The biblically-named Rose of Sharon quilt not only celebrated a favorite flower, but had spiritual meaning as well. These appliqued quilts were often made in a pink/green or red/green color scheme. The design can vary, but often features a scalloped wreath with an arrangement of buds and leaves. View a traditional pink and white Rose of Sharon quilt here.



The Shoo-fly quilt pattern, a simple geometric design made of half-square triangles, takes its name from a plant, according to the Quilting in America website. Nicandra physalodes, commonly called shoofly plant or apple of Peru, is a member of the nightshade family. Juice from its poisonous leaves and roots was mixed with milk to lure and kill flies, hence the name. The pattern name might also derive from an Amish dessert called shoo-fly. Its main ingredient, molasses, no doubt attracted flies.


Grandmother's Flower Garden

One of the most beloved quilt patterns ever, Grandmother’s Flower Garden was a nostalgic name given to an old pattern which regained popularity during the quilting revival of the early 20th century. Essentially a hexagonal mosaic, Grandmother’s Flower Garden can be crafted in an endless variety of colors. Its early American predecessor was called Honeycomb or Hexagon.



The tulip was a popular quilt motif. Tulip quilts are often boldly colored, made up of identical blocks consisting of either large appliqued tulips or patchwork tulips which feature the flower’s characteristic five pointed petals.You can see an appliqued tulip quilt believed to date to the 1850s here.



Sunflowers, which would have been a common sight greeting women traveling westward in covered wagons, became the subject of many quilts.

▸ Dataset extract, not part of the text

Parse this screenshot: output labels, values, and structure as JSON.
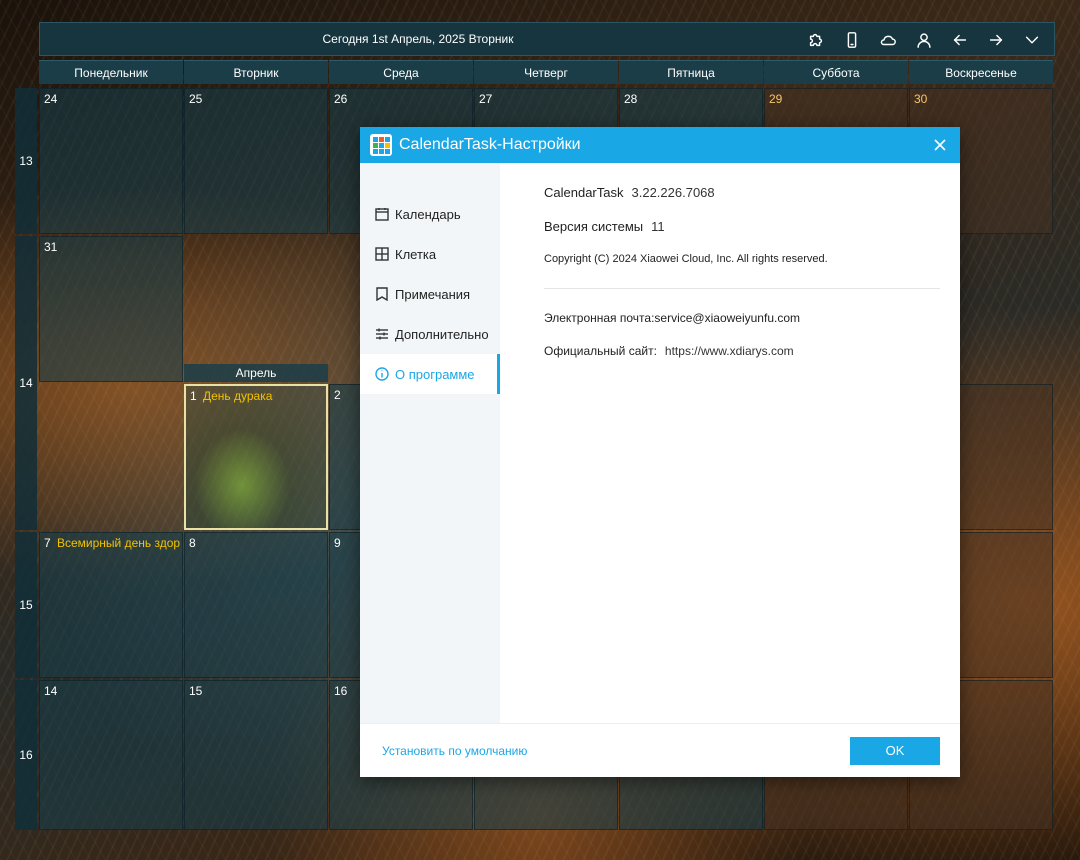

Sunflower, also called Kansas Sunflower, was a variation of another intricate quilt pattern called Mariner’s Compass.

Other flower-themed quilt patterns include Lilies of the Field, Mountain Rose, Ohio Rose, Whig Rose, Oklahoma Dogwood, Peony and Bridal Wreath.

Tree-Themed Quilt Patterns

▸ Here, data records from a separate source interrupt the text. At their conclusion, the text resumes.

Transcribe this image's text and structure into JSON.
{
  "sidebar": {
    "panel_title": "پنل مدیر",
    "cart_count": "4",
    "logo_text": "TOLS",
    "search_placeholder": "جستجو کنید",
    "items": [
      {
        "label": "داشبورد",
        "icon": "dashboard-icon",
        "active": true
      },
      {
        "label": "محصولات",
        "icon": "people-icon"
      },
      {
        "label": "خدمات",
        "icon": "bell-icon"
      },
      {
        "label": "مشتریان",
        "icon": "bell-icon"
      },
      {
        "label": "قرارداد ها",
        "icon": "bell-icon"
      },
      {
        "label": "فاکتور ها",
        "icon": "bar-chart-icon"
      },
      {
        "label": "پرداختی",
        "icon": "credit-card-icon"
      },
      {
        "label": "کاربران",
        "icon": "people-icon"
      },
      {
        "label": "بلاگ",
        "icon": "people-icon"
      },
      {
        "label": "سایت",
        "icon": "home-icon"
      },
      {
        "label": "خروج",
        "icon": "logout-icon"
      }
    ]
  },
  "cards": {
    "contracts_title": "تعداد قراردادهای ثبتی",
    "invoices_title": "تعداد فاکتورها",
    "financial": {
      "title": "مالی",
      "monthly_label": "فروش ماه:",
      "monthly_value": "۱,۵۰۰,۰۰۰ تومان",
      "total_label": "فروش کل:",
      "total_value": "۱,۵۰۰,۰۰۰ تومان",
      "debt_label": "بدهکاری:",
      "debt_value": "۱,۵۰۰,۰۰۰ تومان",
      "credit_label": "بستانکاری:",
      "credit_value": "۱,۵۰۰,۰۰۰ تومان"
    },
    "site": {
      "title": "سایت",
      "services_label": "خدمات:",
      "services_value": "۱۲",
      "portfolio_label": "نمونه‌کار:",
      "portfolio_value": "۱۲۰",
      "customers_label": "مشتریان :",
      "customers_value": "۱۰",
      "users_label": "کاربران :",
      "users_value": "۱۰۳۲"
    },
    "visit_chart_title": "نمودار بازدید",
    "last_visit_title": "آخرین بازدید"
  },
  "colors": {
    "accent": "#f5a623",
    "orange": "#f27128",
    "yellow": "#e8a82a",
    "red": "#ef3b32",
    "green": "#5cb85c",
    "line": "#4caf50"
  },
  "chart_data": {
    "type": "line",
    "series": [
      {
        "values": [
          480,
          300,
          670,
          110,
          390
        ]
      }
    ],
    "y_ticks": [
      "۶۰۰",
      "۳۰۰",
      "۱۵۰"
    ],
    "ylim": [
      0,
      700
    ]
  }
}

Maple Leaf

The Maple Leaf pattern, often made in simple red on white, is an example of the “nine-patch” quilting method, in which pieces of nine squares are arranged to make a design.


Autumn Leaf

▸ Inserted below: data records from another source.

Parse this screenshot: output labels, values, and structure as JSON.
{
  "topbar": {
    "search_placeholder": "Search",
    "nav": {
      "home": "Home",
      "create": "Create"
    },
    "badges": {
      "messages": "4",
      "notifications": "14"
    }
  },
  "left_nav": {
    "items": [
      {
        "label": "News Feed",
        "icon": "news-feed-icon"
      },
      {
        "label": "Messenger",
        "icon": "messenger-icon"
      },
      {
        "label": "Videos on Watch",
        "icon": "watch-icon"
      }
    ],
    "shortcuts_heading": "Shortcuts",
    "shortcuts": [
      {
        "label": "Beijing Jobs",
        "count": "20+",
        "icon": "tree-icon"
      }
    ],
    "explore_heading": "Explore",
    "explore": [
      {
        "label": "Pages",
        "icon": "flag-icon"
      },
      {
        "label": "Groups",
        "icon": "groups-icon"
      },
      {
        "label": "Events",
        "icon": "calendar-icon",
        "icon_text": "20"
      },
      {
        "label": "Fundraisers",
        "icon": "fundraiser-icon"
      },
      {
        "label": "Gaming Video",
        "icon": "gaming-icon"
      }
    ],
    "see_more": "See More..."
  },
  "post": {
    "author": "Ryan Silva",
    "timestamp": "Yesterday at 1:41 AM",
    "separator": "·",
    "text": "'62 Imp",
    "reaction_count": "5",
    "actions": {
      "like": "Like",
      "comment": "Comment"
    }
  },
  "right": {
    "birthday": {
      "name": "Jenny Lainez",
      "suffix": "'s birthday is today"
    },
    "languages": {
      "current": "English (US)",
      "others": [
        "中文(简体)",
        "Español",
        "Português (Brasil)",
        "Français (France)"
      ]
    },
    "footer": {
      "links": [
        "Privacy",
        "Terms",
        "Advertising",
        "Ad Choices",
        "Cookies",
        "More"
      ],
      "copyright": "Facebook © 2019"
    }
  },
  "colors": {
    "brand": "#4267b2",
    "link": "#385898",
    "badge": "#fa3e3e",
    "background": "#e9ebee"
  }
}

Autumn Leaf is a medallion design with concentric rings of vines bearing many small leaves of different colors. This pattern was popularized during the 1930s and ‘40s, after it was displayed in a Sears-sponsored quilt contest at the 1933 Chicago World’s Fair. At left is a close-up of some appliqued leaves. View details of the Autumn Leaf pattern here.


Tree of Life

The Tree of Life pattern was one of many quilts with a biblical theme. The tree might appear in the center of a medallion quilt, with the corners and border adorned with branches and leaves, or might be symmetrically formed of quilt blocks. At left is a small section of the entire quilt, which dates to the 1870-1880s.


Pine Tree

Pine Tree is a classic geometric pattern, variations of which remain popular to this day. In green and white, it makes a lovely Christmas quilt. At left is a modern interpretation of the pine tree pattern; you can see a traditional geometric patchwork pine tree pattern here.


Oak Leaf

The Oak Leaf pattern, also called Oak Leaf and Reel, combines patchwork with applique. Red and white fabric was often used to make this pattern. View the entire quilt here.

Encyclopedia of Classic Quilt Patterns; Oxmoor House, 2001.
Nebraska State Historical Society: Quilts A to Z
Quilting In America: Past, Present and Future
Fabrics.Net: Quilt Pattern Names
Patterns From History: The Story of Colonial Revival Quilt Patterns

Photo Credits:
Flower Basket and Oak Leaf by qusic
Rose of Sharon by thewomen'smuseum
Shoo-Fly by Brittney Michelle
Tulip by Sweet Mummy
Sunflower by Northeast Kansas Library System
Tree of Life by TheKarenD
Maple Leaf by jeansophie
Appliqued Leaf by zutaten
Pine Tree by The Eyes Have It
The Grandmother's Flower Garden quilt was made by my mom Faye ♥